In the aftermath of a recent opinion issued by the U.S. Court of Appeals for the 5th Circuit, the Occupational Safety and Health Administration (OSHA) is suspending its enforcement of the Biden Administration's rules requiring businesses with at least 100 employees to be vaccinated or face weekly tests and mask requirements.
In its ruling to halt implementation of Biden's vaccine mandate, the 5th U.S. Circuit Court of Appeals argued that the mandate is "staggeringly overbroad", likening it to a "one-size fits-all sledgehammer that makes hardly any attempt to account for differences in workplaces (and workers)," according to the three-person panel.
It was inevitable that the Biden mandate would trigger a flurry of judicial challenges and raise constitutional issues; a full-fledged legal brawl is now underway. As the courts continue to issue jurisprudence surrounding the controversial mandate, uncertainty remains with respect to future viability of the federal government directive which would levy hefty fines against employers found in "willful violation" of the mandate.
The Sixth Circuit Court in Ohio is expected to take on the issue next, and will likely affirm the 5th Circuit's opinion given the judicial makeup of the court where the majority of the judges are Republican-appointed. Should the matter make its way to the Supreme Court - which is likely - the Biden mandate will have to survive a significantly different Court after former President Trump nominated three justices in just one term during the course of his tenure.

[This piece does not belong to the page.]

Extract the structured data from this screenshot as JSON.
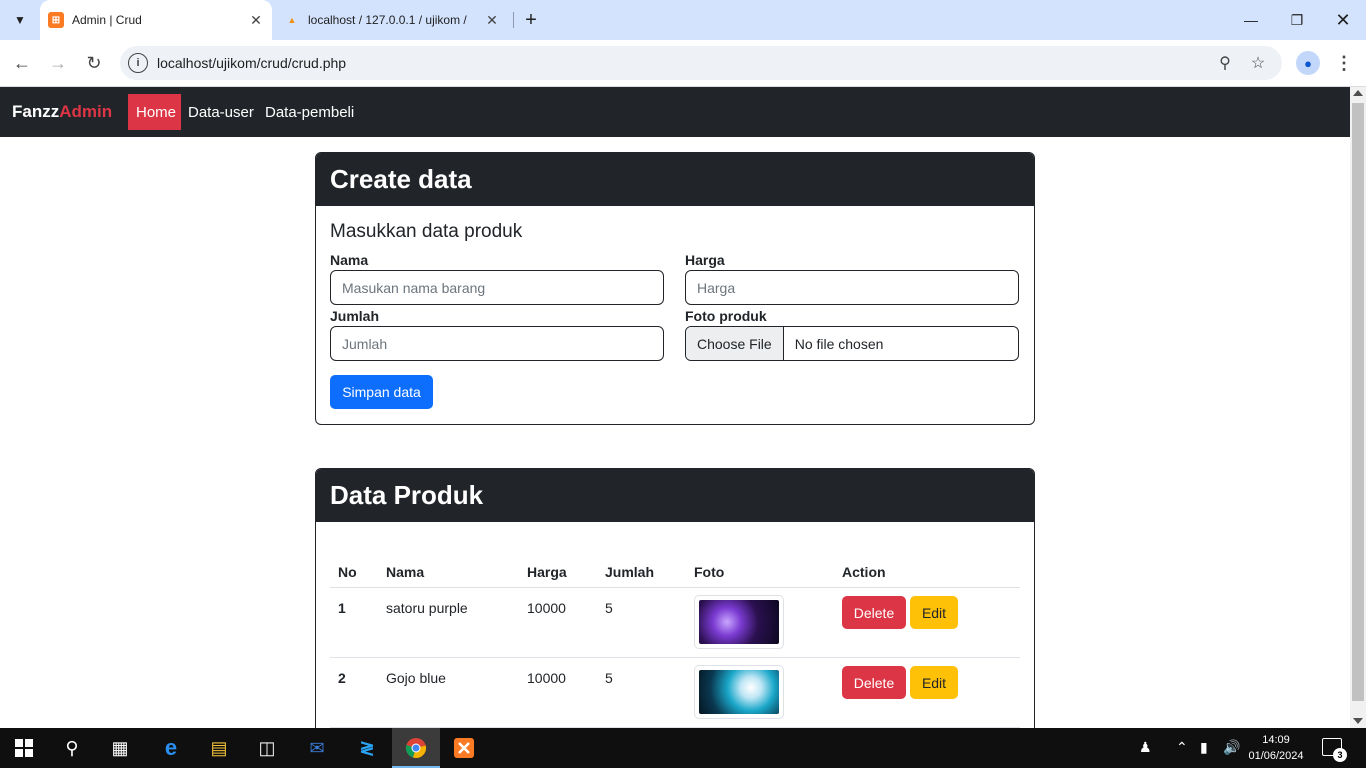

Despite the injunction from the appellate court, The White House is nonetheless advising employers to begin enforcement of its rules, which are set to take effect in January:
"We say do not wait to take actions that will keep your workplace safe. We're trying to get past this pandemic and we know a way to do that is to get people vaccinated. So people should not wait. They should continue to go move forward and make sure that they're getting their workplace vaccinated."

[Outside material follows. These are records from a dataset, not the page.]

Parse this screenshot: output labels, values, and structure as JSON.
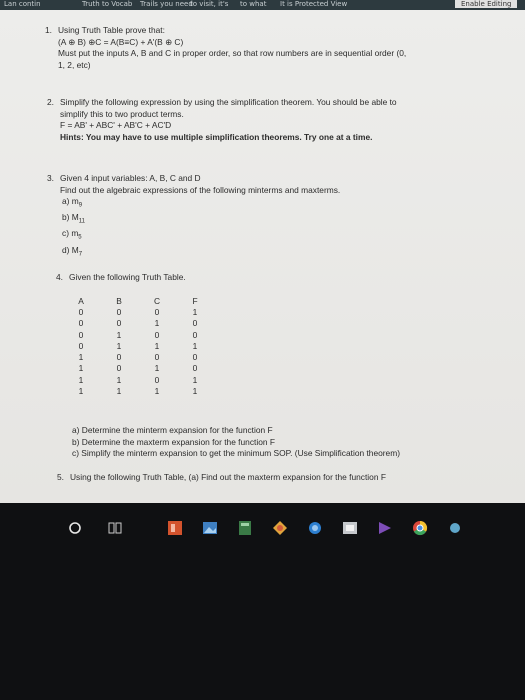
{
  "top_strip": [
    "Lan contin",
    "Truth to Vocab",
    "Trails you need",
    "to visit, it's",
    "to what",
    "It is Protected View",
    "Enable Editing"
  ],
  "questions": {
    "q1": {
      "number": "1.",
      "title": "Using Truth Table prove that:",
      "expression": "(A ⊕ B) ⊕C = A(B≡C) + A'(B ⊕ C)",
      "note": "Must put the inputs A, B and C in proper order, so that row numbers are in sequential order (0,",
      "note2": "1, 2, etc)"
    },
    "q2": {
      "number": "2.",
      "line1": "Simplify the following expression by using the simplification theorem. You should be able to",
      "line2": "simplify this to two product terms.",
      "expression": "F = AB' + ABC' + AB'C + AC'D",
      "hint": "Hints: You may have to use multiple simplification theorems. Try one at a time."
    },
    "q3": {
      "number": "3.",
      "line1": "Given 4 input variables: A, B, C and D",
      "line2": "Find out the algebraic expressions of the following minterms and maxterms.",
      "items": [
        {
          "label": "a)",
          "var": "m",
          "sub": "9"
        },
        {
          "label": "b)",
          "var": "M",
          "sub": "11"
        },
        {
          "label": "c)",
          "var": "m",
          "sub": "5"
        },
        {
          "label": "d)",
          "var": "M",
          "sub": "7"
        }
      ]
    },
    "q4": {
      "number": "4.",
      "title": "Given the following Truth Table.",
      "headers": [
        "A",
        "B",
        "C",
        "F"
      ],
      "rows": [
        [
          "0",
          "0",
          "0",
          "1"
        ],
        [
          "0",
          "0",
          "1",
          "0"
        ],
        [
          "0",
          "1",
          "0",
          "0"
        ],
        [
          "0",
          "1",
          "1",
          "1"
        ],
        [
          "1",
          "0",
          "0",
          "0"
        ],
        [
          "1",
          "0",
          "1",
          "0"
        ],
        [
          "1",
          "1",
          "0",
          "1"
        ],
        [
          "1",
          "1",
          "1",
          "1"
        ]
      ],
      "parts": [
        "a)  Determine the minterm expansion for the function F",
        "b)  Determine the maxterm expansion for the function F",
        "c)  Simplify the minterm expansion to get the minimum SOP. (Use Simplification theorem)"
      ]
    },
    "q5": {
      "number": "5.",
      "text": "Using the following Truth Table, (a) Find out the maxterm expansion for the function F"
    }
  },
  "taskbar": {
    "items": [
      "cortana-icon",
      "task-view-icon",
      "powerpoint-icon",
      "photos-icon",
      "calculator-icon",
      "color-app-icon",
      "onedrive-icon",
      "store-icon",
      "visual-studio-icon",
      "chrome-icon",
      "settings-icon"
    ]
  }
}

White House deputy press secretary Karine Jean-Pierre
The legal battle currently taking place reflects the deep ideological divisions persisting in the United States as it pertains to pandemic policies, where efforts to stymie the spread of Covid-19 pit civil liberty concerns against federal mandates. While some have argued that the mandates will save thousands of lives, others argue they go too far in undermining personal autonomy. For now, the courts tend to agree with the latter, as typified by the 5th Circuit's reasoning in affirming the hold on Biden's mandate:
"The public interest is also served by maintaining our constitutional structure and maintaining the liberty of individuals to make intensely personal decisions according to their own convictions - even, or perhaps particularly, when those decisions frustrate government officials."
~Circuit Court Judge Kurt Engelhardt